When the Libyan uprising began, many women enthusiastically took part, marching alongside men and aspiring to greater freedoms. But now they may have to pay for that liberation by losing their rights.

­The head of the Libyan Women's Union says the Arab Spring was the single most important step toward gender equality in a largely patriarchal society.

“Women helped the revolution and the revolution helped them. There are several women in the new government now. And we need to hold on to these achievements. We can't give them back.”

But what seemed to be the path to women`s emancipation turned out to be leading to the deprivation of their rights, as the head of Libya’s transitional government is promising to bring back polygamy.

“The rule that limited the number of wives to one is against Sharia law and it should be banned,” Abdel Jalil stated.

The proposal is seen as an attempt to curry favor with Libya's all-powerful militia and to encourage them to settle back into a peaceful life.

And while the proposal has been welcomed by many Libyan men, women are now puzzled over the prospects the revolution has brought them.

Under Gaddafi’s rule polygamy was banned and husbands were forbidden to restrict their wives' mobility. By 2006 more than a quarter of Libyan women were working.
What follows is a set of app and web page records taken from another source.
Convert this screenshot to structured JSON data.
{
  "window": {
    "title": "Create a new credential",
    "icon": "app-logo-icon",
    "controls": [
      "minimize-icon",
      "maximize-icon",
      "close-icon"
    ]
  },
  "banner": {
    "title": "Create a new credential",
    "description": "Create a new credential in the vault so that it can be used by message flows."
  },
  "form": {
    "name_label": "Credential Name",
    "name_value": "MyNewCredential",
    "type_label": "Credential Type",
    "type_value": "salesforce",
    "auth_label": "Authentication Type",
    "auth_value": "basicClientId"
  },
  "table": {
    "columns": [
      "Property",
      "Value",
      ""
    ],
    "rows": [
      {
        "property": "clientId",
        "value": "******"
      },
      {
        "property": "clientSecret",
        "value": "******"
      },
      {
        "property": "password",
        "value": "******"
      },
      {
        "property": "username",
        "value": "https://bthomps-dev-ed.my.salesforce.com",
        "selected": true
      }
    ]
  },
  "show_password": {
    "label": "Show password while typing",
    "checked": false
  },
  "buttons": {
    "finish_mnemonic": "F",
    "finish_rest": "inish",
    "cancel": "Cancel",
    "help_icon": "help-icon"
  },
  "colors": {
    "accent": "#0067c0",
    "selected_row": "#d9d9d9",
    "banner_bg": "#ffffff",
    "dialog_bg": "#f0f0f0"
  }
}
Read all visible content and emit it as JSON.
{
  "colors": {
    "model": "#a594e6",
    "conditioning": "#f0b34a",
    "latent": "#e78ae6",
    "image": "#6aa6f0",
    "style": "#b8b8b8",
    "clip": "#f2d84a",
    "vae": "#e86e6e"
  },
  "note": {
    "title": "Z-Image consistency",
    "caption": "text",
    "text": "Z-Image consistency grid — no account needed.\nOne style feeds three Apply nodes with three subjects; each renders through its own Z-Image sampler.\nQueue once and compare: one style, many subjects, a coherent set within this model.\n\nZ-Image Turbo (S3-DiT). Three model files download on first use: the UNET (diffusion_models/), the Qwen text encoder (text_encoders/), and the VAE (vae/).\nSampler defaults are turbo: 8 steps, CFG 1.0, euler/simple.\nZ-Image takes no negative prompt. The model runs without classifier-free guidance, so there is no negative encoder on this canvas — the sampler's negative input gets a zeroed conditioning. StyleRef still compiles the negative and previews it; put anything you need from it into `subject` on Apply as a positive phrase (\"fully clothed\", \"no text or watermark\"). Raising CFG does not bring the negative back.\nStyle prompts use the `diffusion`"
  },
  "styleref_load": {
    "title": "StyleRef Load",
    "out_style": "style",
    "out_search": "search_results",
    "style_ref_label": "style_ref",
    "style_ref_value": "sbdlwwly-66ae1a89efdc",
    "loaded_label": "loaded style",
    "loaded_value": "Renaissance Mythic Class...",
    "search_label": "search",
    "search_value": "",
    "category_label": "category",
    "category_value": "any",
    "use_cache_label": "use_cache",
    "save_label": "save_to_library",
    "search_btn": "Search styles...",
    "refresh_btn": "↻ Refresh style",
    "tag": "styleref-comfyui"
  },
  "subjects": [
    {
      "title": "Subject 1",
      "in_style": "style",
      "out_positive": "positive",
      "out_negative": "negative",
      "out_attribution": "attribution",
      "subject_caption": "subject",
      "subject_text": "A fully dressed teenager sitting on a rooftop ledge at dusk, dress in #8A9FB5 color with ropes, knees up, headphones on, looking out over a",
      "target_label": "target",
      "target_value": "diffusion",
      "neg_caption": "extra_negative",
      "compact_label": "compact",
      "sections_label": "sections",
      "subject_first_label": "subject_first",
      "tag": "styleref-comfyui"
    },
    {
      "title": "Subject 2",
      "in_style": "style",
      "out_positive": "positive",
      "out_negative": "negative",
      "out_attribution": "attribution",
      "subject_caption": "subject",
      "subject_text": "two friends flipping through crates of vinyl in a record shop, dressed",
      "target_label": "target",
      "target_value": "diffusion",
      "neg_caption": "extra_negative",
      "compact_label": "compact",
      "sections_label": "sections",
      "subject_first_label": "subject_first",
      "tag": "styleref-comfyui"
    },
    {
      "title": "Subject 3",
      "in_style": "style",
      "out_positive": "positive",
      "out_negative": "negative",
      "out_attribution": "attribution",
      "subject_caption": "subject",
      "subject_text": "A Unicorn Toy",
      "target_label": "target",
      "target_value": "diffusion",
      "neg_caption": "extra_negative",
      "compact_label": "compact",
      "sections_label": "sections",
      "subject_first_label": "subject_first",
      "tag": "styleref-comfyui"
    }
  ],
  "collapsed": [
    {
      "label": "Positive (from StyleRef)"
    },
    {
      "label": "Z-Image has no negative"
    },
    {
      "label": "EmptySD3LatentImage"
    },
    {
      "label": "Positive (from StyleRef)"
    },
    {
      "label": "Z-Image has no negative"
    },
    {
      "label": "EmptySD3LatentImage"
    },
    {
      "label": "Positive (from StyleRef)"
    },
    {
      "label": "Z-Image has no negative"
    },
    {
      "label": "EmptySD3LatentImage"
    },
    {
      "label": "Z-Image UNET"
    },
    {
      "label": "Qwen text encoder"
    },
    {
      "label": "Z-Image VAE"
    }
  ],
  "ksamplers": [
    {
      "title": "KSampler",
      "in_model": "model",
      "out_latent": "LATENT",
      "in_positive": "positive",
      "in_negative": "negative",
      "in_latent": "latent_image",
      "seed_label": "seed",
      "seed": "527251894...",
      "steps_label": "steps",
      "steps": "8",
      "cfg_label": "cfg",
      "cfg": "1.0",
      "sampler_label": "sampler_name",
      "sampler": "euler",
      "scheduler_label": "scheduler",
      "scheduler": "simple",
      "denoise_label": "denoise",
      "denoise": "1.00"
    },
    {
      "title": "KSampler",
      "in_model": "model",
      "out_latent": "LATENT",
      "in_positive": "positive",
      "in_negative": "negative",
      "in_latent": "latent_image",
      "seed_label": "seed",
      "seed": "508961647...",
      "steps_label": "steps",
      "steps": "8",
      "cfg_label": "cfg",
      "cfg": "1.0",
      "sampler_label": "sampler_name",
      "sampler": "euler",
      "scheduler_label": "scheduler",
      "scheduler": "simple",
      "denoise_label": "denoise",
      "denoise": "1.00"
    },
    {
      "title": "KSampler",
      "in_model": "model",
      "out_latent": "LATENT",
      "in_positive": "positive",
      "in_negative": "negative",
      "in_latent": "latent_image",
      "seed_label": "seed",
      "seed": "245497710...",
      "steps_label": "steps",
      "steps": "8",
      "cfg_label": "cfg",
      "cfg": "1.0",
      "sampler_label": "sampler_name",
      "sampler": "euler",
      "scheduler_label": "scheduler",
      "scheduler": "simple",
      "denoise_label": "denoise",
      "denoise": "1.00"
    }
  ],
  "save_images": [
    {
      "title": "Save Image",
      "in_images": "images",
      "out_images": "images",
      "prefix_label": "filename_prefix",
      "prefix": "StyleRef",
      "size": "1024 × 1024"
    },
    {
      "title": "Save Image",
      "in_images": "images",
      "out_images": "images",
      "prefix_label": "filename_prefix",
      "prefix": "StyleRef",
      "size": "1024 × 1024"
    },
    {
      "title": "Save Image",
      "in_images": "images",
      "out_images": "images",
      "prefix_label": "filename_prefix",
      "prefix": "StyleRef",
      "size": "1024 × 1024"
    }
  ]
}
If legalized, polygamy will not just deprive women of their rights, but may also pave the way for further restrictions on their lives.